▸ The task: Restate the data below word for word, omitting pictures.

▸ Data for analysis:
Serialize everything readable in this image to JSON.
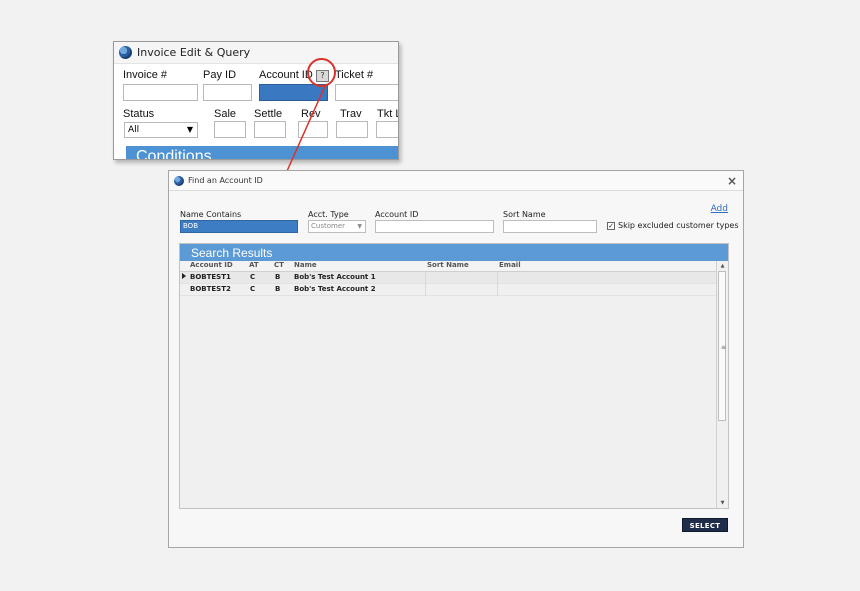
{
  "invoice_window": {
    "title": "Invoice Edit & Query",
    "labels": {
      "invoice_no": "Invoice #",
      "pay_id": "Pay ID",
      "account_id": "Account ID",
      "ticket_no": "Ticket #",
      "status": "Status",
      "sale": "Sale",
      "settle": "Settle",
      "rev": "Rev",
      "trav": "Trav",
      "tkt": "Tkt L"
    },
    "help_button": "?",
    "status_value": "All",
    "conditions_header": "Conditions"
  },
  "find_window": {
    "title": "Find an Account ID",
    "close_glyph": "×",
    "labels": {
      "name_contains": "Name Contains",
      "acct_type": "Acct. Type",
      "account_id": "Account ID",
      "sort_name": "Sort Name"
    },
    "name_contains_value": "BOB",
    "acct_type_value": "Customer",
    "add_link": "Add",
    "skip_excluded_label": "Skip excluded customer types",
    "skip_excluded_checked": true,
    "results_header": "Search Results",
    "columns": [
      "Account ID",
      "AT",
      "CT",
      "Name",
      "Sort Name",
      "Email"
    ],
    "rows": [
      {
        "account_id": "BOBTEST1",
        "at": "C",
        "ct": "B",
        "name": "Bob's Test Account 1",
        "sort_name": "",
        "email": ""
      },
      {
        "account_id": "BOBTEST2",
        "at": "C",
        "ct": "B",
        "name": "Bob's Test Account 2",
        "sort_name": "",
        "email": ""
      }
    ],
    "select_button": "SELECT"
  },
  "colors": {
    "accent_blue": "#5b9ad5",
    "selection_blue": "#3a78c2",
    "callout_red": "#d9322b",
    "select_button": "#1e2d4a"
  }
}
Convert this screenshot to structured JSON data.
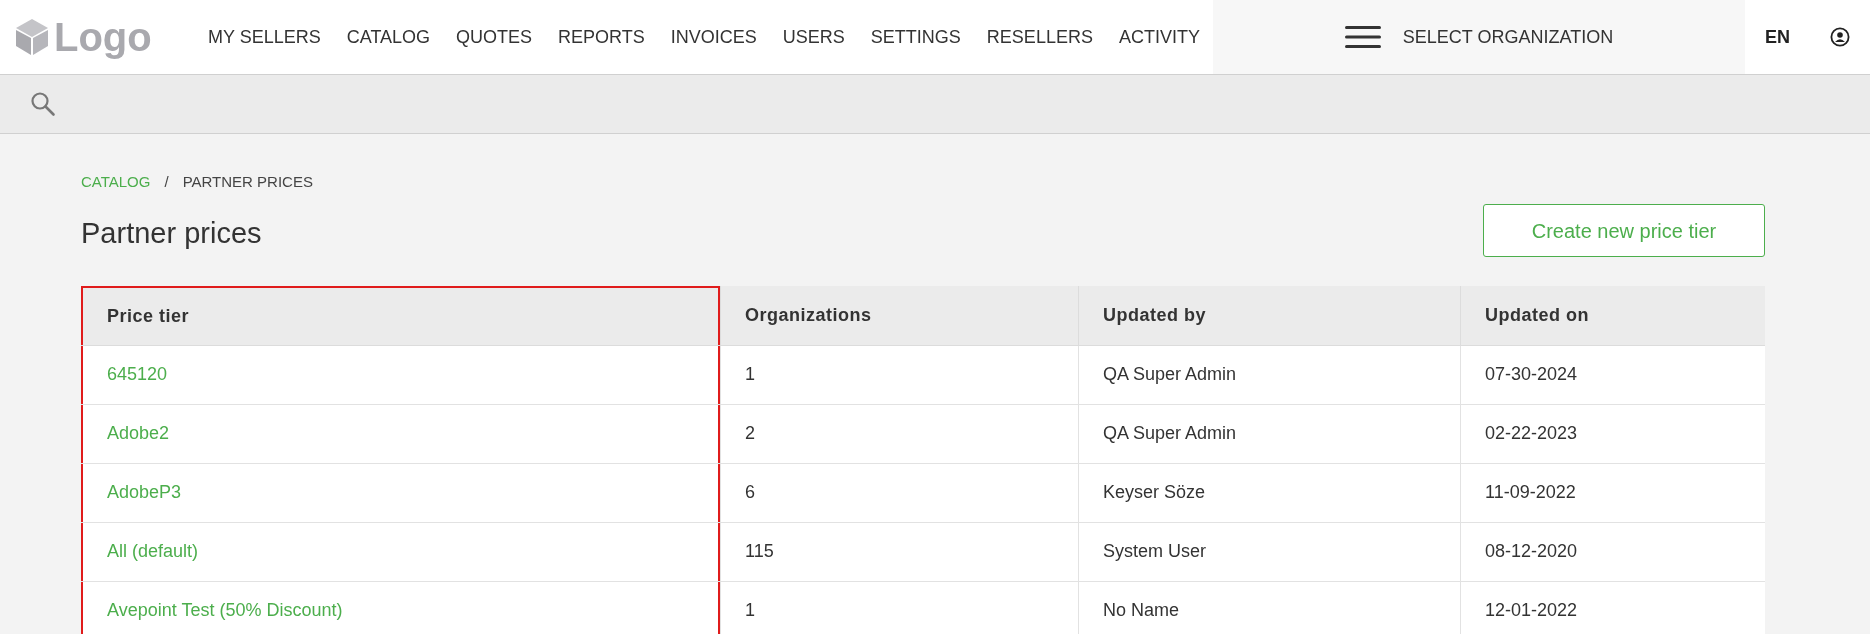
{
  "header": {
    "logo": "Logo",
    "nav": [
      "MY SELLERS",
      "CATALOG",
      "QUOTES",
      "REPORTS",
      "INVOICES",
      "USERS",
      "SETTINGS",
      "RESELLERS",
      "ACTIVITY"
    ],
    "organization_selector": "SELECT ORGANIZATION",
    "language": "EN"
  },
  "breadcrumb": [
    {
      "label": "CATALOG",
      "link": true
    },
    {
      "label": "/",
      "link": false
    },
    {
      "label": "PARTNER PRICES",
      "link": false
    }
  ],
  "page_title": "Partner prices",
  "create_button": "Create new price tier",
  "table": {
    "columns": [
      {
        "label": "Price tier",
        "highlighted": true
      },
      {
        "label": "Organizations",
        "highlighted": false
      },
      {
        "label": "Updated by",
        "highlighted": false
      },
      {
        "label": "Updated on",
        "highlighted": false
      }
    ],
    "rows": [
      [
        "645120",
        "1",
        "QA Super Admin",
        "07-30-2024"
      ],
      [
        "Adobe2",
        "2",
        "QA Super Admin",
        "02-22-2023"
      ],
      [
        "AdobeP3",
        "6",
        "Keyser Söze",
        "11-09-2022"
      ],
      [
        "All (default)",
        "115",
        "System User",
        "08-12-2020"
      ],
      [
        "Avepoint Test (50% Discount)",
        "1",
        "No Name",
        "12-01-2022"
      ]
    ]
  }
}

▸ Response box:
Serialize everything readable in this image to JSON.
{
  "invoice_window": {
    "title": "Invoice Edit & Query",
    "labels": {
      "invoice_no": "Invoice #",
      "pay_id": "Pay ID",
      "account_id": "Account ID",
      "ticket_no": "Ticket #",
      "status": "Status",
      "sale": "Sale",
      "settle": "Settle",
      "rev": "Rev",
      "trav": "Trav",
      "tkt": "Tkt L"
    },
    "help_button": "?",
    "status_value": "All",
    "conditions_header": "Conditions"
  },
  "find_window": {
    "title": "Find an Account ID",
    "close_glyph": "×",
    "labels": {
      "name_contains": "Name Contains",
      "acct_type": "Acct. Type",
      "account_id": "Account ID",
      "sort_name": "Sort Name"
    },
    "name_contains_value": "BOB",
    "acct_type_value": "Customer",
    "add_link": "Add",
    "skip_excluded_label": "Skip excluded customer types",
    "skip_excluded_checked": true,
    "results_header": "Search Results",
    "columns": [
      "Account ID",
      "AT",
      "CT",
      "Name",
      "Sort Name",
      "Email"
    ],
    "rows": [
      {
        "account_id": "BOBTEST1",
        "at": "C",
        "ct": "B",
        "name": "Bob's Test Account 1",
        "sort_name": "",
        "email": ""
      },
      {
        "account_id": "BOBTEST2",
        "at": "C",
        "ct": "B",
        "name": "Bob's Test Account 2",
        "sort_name": "",
        "email": ""
      }
    ],
    "select_button": "SELECT"
  },
  "colors": {
    "accent_blue": "#5b9ad5",
    "selection_blue": "#3a78c2",
    "callout_red": "#d9322b",
    "select_button": "#1e2d4a"
  }
}
Convert this screenshot to structured JSON data.
{
  "header": {
    "logo": "Logo",
    "nav": [
      "MY SELLERS",
      "CATALOG",
      "QUOTES",
      "REPORTS",
      "INVOICES",
      "USERS",
      "SETTINGS",
      "RESELLERS",
      "ACTIVITY"
    ],
    "organization_selector": "SELECT ORGANIZATION",
    "language": "EN"
  },
  "breadcrumb": [
    {
      "label": "CATALOG",
      "link": true
    },
    {
      "label": "/",
      "link": false
    },
    {
      "label": "PARTNER PRICES",
      "link": false
    }
  ],
  "page_title": "Partner prices",
  "create_button": "Create new price tier",
  "table": {
    "columns": [
      {
        "label": "Price tier",
        "highlighted": true
      },
      {
        "label": "Organizations",
        "highlighted": false
      },
      {
        "label": "Updated by",
        "highlighted": false
      },
      {
        "label": "Updated on",
        "highlighted": false
      }
    ],
    "rows": [
      [
        "645120",
        "1",
        "QA Super Admin",
        "07-30-2024"
      ],
      [
        "Adobe2",
        "2",
        "QA Super Admin",
        "02-22-2023"
      ],
      [
        "AdobeP3",
        "6",
        "Keyser Söze",
        "11-09-2022"
      ],
      [
        "All (default)",
        "115",
        "System User",
        "08-12-2020"
      ],
      [
        "Avepoint Test (50% Discount)",
        "1",
        "No Name",
        "12-01-2022"
      ]
    ]
  }
}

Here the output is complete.